marketing & social media strategy consultant and trainer focused primarily on helping public sector organizations achieve their objectives more efficiently and effectively

international keynote speaker on the topics of strategic marketing, new media, modern communications, social media engagement and government 2.0

Public Sector Marketing 2.0 - Mike Kujawski's blog on government, association and non-profit marketing in a Web 2.0 world

emailrss
January 31, 2014

Patients Like Me

25045971_ml
For over five years now, I’ve mentioned Patients Like Me in nearly all of my “digital engagement” related speeches. It is one of my favourite examples of big data used to improve actual lives.

What is it?

An online social network dedicated primarily to chronically ill patients.

How does it work?

Patients fill out their individual health profiles based on their condition. They then provide information such as:

  • Basic Demographics
  • Symptoms
  • Medication
  • Dosage
  • Treatments

What’s the benefit?

When you have 220,000 members sharing information about 2,000+ conditions the result is access to an incredible amount of visual aggregate information that patients can use to stay informed, discover new treatments and more importantly, find support by interacting with others going through the same thing.

As of this month there are over 1 million treatment and symptom reports (based on actual user data) , which has led to 35+ published research studies examining this phenomenon and numerous partnerships between public, private and non-profit organizations each seeking to tap into this wealth of individual health information.

What do the skeptics say?

The usual of course:

  1. What about privacy?
  2. What if big pharma creates fake accounts with positive reviews about their product?
  3. What if your insurance company proceeds to eavesdrop on your profile?

Answers in short:

  1. At the end of the day these patients want to feel better or find support NOW. They are not getting it through the status quo of having their data safeguarded solely by their specialist whom they see once every six (or more) months. 
  2. What if someone creates a fake Facebook profile or a false Wikipedia entry?
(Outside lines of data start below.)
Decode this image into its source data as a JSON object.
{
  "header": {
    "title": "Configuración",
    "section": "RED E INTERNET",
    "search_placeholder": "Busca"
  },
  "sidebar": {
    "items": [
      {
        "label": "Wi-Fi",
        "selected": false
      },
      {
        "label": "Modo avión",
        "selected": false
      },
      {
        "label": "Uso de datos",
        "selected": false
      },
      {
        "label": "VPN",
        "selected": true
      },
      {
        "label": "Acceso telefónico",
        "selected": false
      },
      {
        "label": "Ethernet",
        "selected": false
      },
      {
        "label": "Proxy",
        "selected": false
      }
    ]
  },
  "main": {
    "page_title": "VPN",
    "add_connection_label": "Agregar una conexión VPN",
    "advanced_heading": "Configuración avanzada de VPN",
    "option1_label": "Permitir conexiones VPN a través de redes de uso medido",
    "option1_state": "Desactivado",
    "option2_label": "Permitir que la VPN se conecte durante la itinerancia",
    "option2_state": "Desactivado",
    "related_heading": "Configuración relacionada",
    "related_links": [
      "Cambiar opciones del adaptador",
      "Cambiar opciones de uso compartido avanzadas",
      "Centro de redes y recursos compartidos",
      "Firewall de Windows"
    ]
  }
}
It happens, but it’s such a small proportion of all contributions that the data is not skewed with any statistical significance.
  3. The platform encourages the use of pseudonyms

Here’s their video explaining all of this with a bit more detail